There are other texts and books I didn’t find a way to write about in this book. Pramoedya Ananta Toer’s novel Child of All Nations has an incredibly moving set-piece about a young woman, Surati, who intentionally infects a serial concubine-abuser with small-pox and effectively dismantles a sugar-plantation’s operations in the process. Maryse Condé’s I, Tituba, Black Witch of Salem does gymnastic thinking about the Salem witch trials, shared states of vulnerability, the limits of Western medicine, and moral logic in the context of new-world enslavement. Tristan Garcia explores the cultural logics of HIV and AIDS in La meilleure part des hommes,but the character who posits the gift of AIDS and the radical politics of getting and spreading the disease is ultimately treated in a nineteenth-century tragical fashion. The book is well worth reading, but I wouldn’t say it attempts to redeem the metaphor as much as it shows exactly why you cannot, in the face of the intransigence of the body. Mary Shelley does some interesting things with pandemic apocalypse-as-fantasy in The Last Man, which I’ve written about in connection with a diplomatic drama around bird flu here.
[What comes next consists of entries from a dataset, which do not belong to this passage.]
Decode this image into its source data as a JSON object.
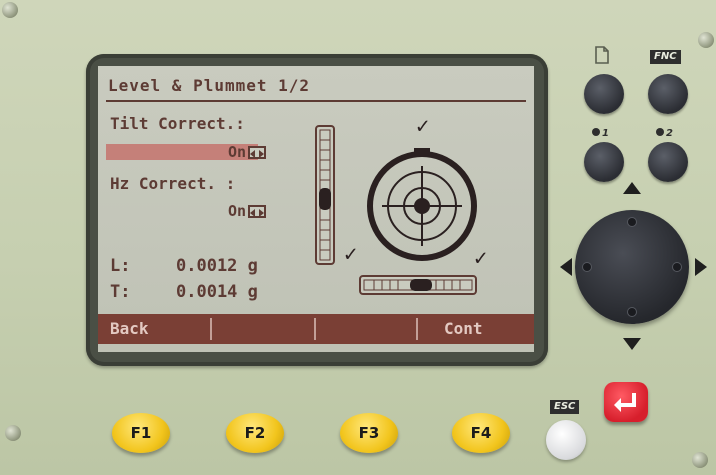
{
  "screen": {
    "title": "Level & Plummet 1/2",
    "tilt_label": "Tilt Correct.:",
    "tilt_value": "On",
    "hz_label": "Hz Correct.   :",
    "hz_value": "On",
    "l_label": "L:",
    "l_value": "0.0012 g",
    "t_label": "T:",
    "t_value": "0.0014 g",
    "check_mark": "✓"
  },
  "softkeys": [
    "Back",
    "",
    "",
    "Cont"
  ],
  "hard_keys": {
    "f1": "F1",
    "f2": "F2",
    "f3": "F3",
    "f4": "F4",
    "esc_label": "ESC",
    "fnc_label": "FNC",
    "user1_label": "1",
    "user2_label": "2"
  },
  "colors": {
    "lcd_text": "#5d3b34",
    "softkey_bar": "#7a3f35",
    "fkey_yellow": "#f2c51d",
    "enter_red": "#d71f2c"
  }
}
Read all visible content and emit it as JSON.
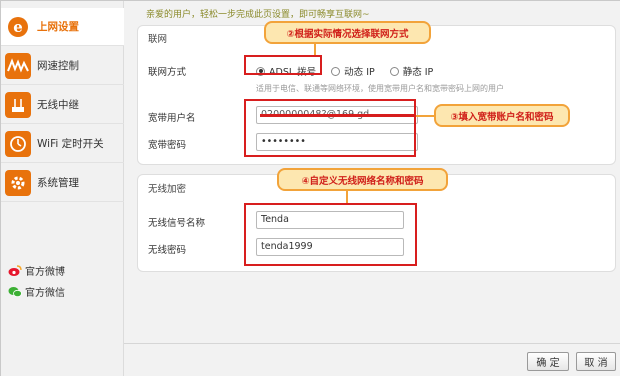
{
  "sidebar": {
    "items": [
      {
        "label": "上网设置",
        "icon": "ie-globe-icon",
        "active": true
      },
      {
        "label": "网速控制",
        "icon": "speed-wave-icon",
        "active": false
      },
      {
        "label": "无线中继",
        "icon": "wireless-repeater-icon",
        "active": false
      },
      {
        "label": "WiFi 定时开关",
        "icon": "wifi-timer-icon",
        "active": false
      },
      {
        "label": "系统管理",
        "icon": "gear-icon",
        "active": false
      }
    ],
    "social": [
      {
        "label": "官方微博",
        "icon": "weibo-icon"
      },
      {
        "label": "官方微信",
        "icon": "wechat-icon"
      }
    ]
  },
  "intro_text": "亲爱的用户，轻松一步完成此页设置，即可畅享互联网~",
  "wan": {
    "section_title": "联网",
    "mode_label": "联网方式",
    "modes": [
      {
        "label": "ADSL 拨号",
        "selected": true
      },
      {
        "label": "动态 IP",
        "selected": false
      },
      {
        "label": "静态 IP",
        "selected": false
      }
    ],
    "hint": "适用于电信、联通等网络环境，使用宽带用户名和宽带密码上网的用户",
    "username_label": "宽带用户名",
    "username_value": "0200000048?@169.gd",
    "password_label": "宽带密码",
    "password_value": "••••••••"
  },
  "wireless": {
    "section_title": "无线加密",
    "ssid_label": "无线信号名称",
    "ssid_value": "Tenda",
    "password_label": "无线密码",
    "password_value": "tenda1999"
  },
  "callouts": {
    "step2": "②根据实际情况选择联网方式",
    "step3": "③填入宽带账户名和密码",
    "step4": "④自定义无线网络名称和密码"
  },
  "buttons": {
    "confirm": "确 定",
    "cancel": "取 消"
  },
  "colors": {
    "accent_orange": "#e8720c",
    "annotation_red": "#d81e1e",
    "callout_fill": "#fde7b0",
    "callout_border": "#f2a33a"
  }
}
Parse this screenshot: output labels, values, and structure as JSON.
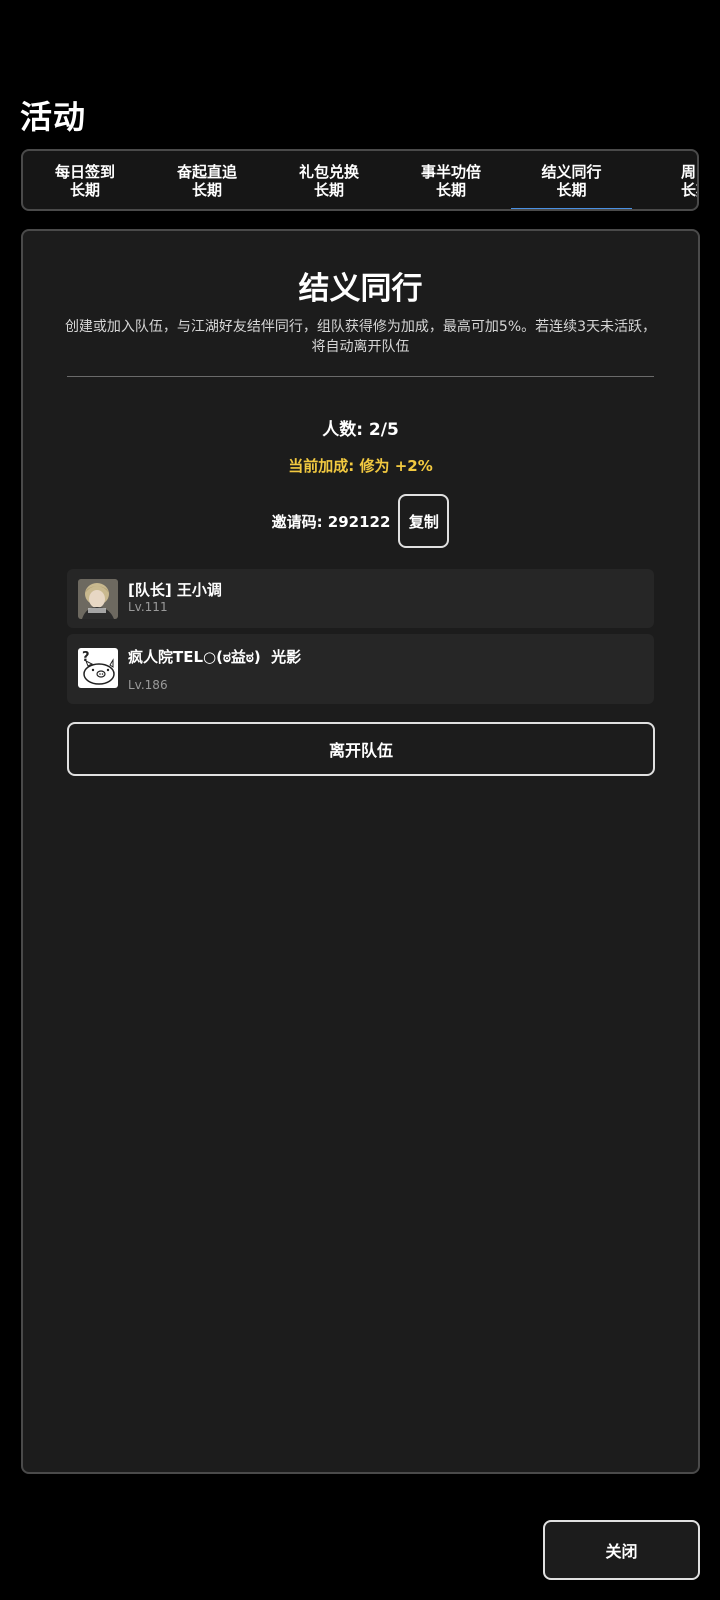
{
  "page": {
    "title": "活动"
  },
  "tabs": [
    {
      "name": "每日签到",
      "sub": "长期",
      "active": false
    },
    {
      "name": "奋起直追",
      "sub": "长期",
      "active": false
    },
    {
      "name": "礼包兑换",
      "sub": "长期",
      "active": false
    },
    {
      "name": "事半功倍",
      "sub": "长期",
      "active": false
    },
    {
      "name": "结义同行",
      "sub": "长期",
      "active": true
    },
    {
      "name": "周常",
      "sub": "长期",
      "active": false
    }
  ],
  "panel": {
    "title": "结义同行",
    "description": "创建或加入队伍，与江湖好友结伴同行，组队获得修为加成，最高可加5%。若连续3天未活跃，将自动离开队伍",
    "member_count": "人数: 2/5",
    "bonus": "当前加成: 修为 +2%",
    "invite_code_text": "邀请码: 292122",
    "copy_label": "复制",
    "members": [
      {
        "name": "[队长] 王小调",
        "level": "Lv.111",
        "avatar": "portrait-avatar"
      },
      {
        "name": "疯人院TEL○(ಠ益ಠ)  光影",
        "level": "Lv.186",
        "avatar": "pig-avatar"
      }
    ],
    "leave_label": "离开队伍"
  },
  "footer": {
    "close_label": "关闭"
  },
  "colors": {
    "background": "#000000",
    "panel": "#1c1c1c",
    "accent": "#4a90e2",
    "bonus": "#f2c940"
  }
}
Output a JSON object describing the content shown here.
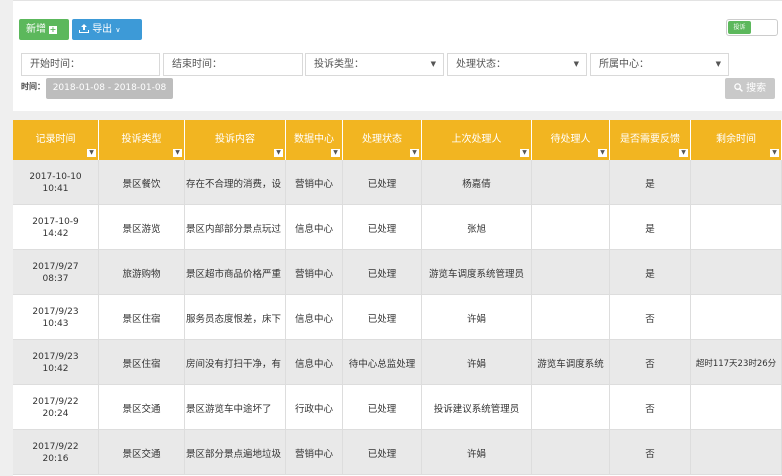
{
  "toolbar": {
    "add_label": "新增",
    "add_icon": "plus-icon",
    "export_label": "导出",
    "export_icon": "upload-icon"
  },
  "toggle": {
    "label": "投诉"
  },
  "filters": {
    "start_time": "开始时间：",
    "end_time": "结束时间：",
    "complaint_type": "投诉类型：",
    "status": "处理状态：",
    "center": "所属中心："
  },
  "time_label": "时间：",
  "date_range": "2018-01-08 - 2018-01-08",
  "search_label": "搜索",
  "table": {
    "columns": [
      "记录时间",
      "投诉类型",
      "投诉内容",
      "数据中心",
      "处理状态",
      "上次处理人",
      "待处理人",
      "是否需要反馈",
      "剩余时间"
    ],
    "rows": [
      {
        "time1": "2017-10-10",
        "time2": "10:41",
        "type": "景区餐饮",
        "content": "存在不合理的消费，设",
        "center": "营销中心",
        "status": "已处理",
        "last": "杨嘉倩",
        "pending": "",
        "feedback": "是",
        "remain": ""
      },
      {
        "time1": "2017-10-9",
        "time2": "14:42",
        "type": "景区游览",
        "content": "景区内部部分景点玩过",
        "center": "信息中心",
        "status": "已处理",
        "last": "张旭",
        "pending": "",
        "feedback": "是",
        "remain": ""
      },
      {
        "time1": "2017/9/27",
        "time2": "08:37",
        "type": "旅游购物",
        "content": "景区超市商品价格严重",
        "center": "营销中心",
        "status": "已处理",
        "last": "游览车调度系统管理员",
        "pending": "",
        "feedback": "是",
        "remain": ""
      },
      {
        "time1": "2017/9/23",
        "time2": "10:43",
        "type": "景区住宿",
        "content": "服务员态度恨差，床下",
        "center": "信息中心",
        "status": "已处理",
        "last": "许娟",
        "pending": "",
        "feedback": "否",
        "remain": ""
      },
      {
        "time1": "2017/9/23",
        "time2": "10:42",
        "type": "景区住宿",
        "content": "房间没有打扫干净，有",
        "center": "信息中心",
        "status": "待中心总监处理",
        "last": "许娟",
        "pending": "游览车调度系统",
        "feedback": "否",
        "remain": "超时117天23时26分"
      },
      {
        "time1": "2017/9/22",
        "time2": "20:24",
        "type": "景区交通",
        "content": "景区游览车中途坏了",
        "center": "行政中心",
        "status": "已处理",
        "last": "投诉建议系统管理员",
        "pending": "",
        "feedback": "否",
        "remain": ""
      },
      {
        "time1": "2017/9/22",
        "time2": "20:16",
        "type": "景区交通",
        "content": "景区部分景点遍地垃圾",
        "center": "营销中心",
        "status": "已处理",
        "last": "许娟",
        "pending": "",
        "feedback": "否",
        "remain": ""
      }
    ]
  }
}
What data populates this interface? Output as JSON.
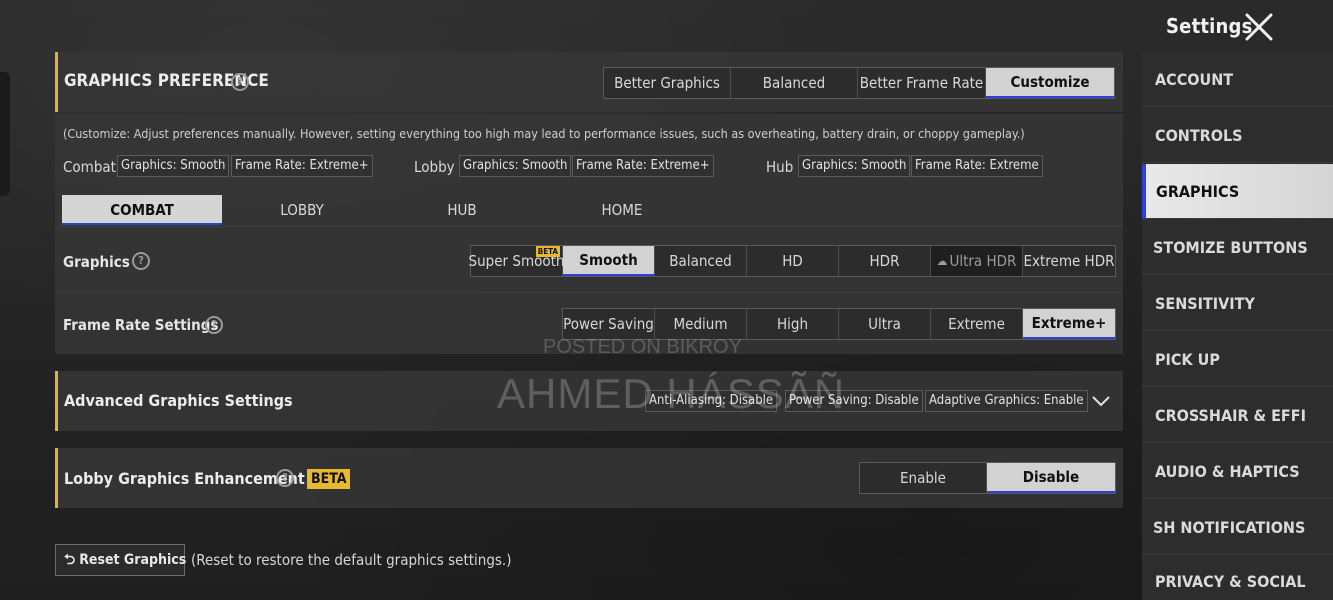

Ilya Kaminsky develops a simultaneously allegorical and totally material theory of deafness and revolt in Deaf Republic. I can’t recommend this book more highly, and it is written with such exquisite sensitivity to both contemporary politics and the range of sensory abilities I get teary even thinking about what to say about it. Read it! In the book, I also write a little bit about shared states of disability brought on by the violence of occupying forces in Kashmir (and although I didn’t write about it, Palestine), building on Jasbir Puar’s work in The Right to Maim, and the affiliative capacity of those conditions. While these writers interrogate the ideology in presumed conditions of wellness as a static state (a presumption that has been catastrophic for women, Black and Brown people, disabled people, mentally ill people, neurodivergent people, and the sick), none of them hope for something like health disruptions. So at the heart of what you’re asking is also, I think, an intractable problem—smart theorists and writers play with trying to reveal further and further layers of power and inherited dispositions toward sickness or ability, but these gestures stop short of redemption. What they work to do is to re-conceive non-normative health states as beautiful forms of existence, of flourishing, and at the same time to create more just systems of support for differently abled and sick people. Moving beyond the epidemic metaphor, as a historical function, is what enables this work, I believe.

Anjuli Fatima Raza Kolb is associate professor of English at the University of Toronto. She is a scholar of colonial and postcolonial literature and theory with particular research interests in the history of science and intellectual history, poetry and poetics, gender and sexuality studies, political theory and independence movements, the gothic and horror, and comparative literary studies.

Anne Schult is a PhD Candidate in New York University’s History Department. Her current research focuses on the intersection of migration, law, and demography in 20th-century Europe.

Featured Image: “The Kind of assisted emigrant we can not afford to admit.” Political cartoon by Friedrich Graetz, via Wikimedia.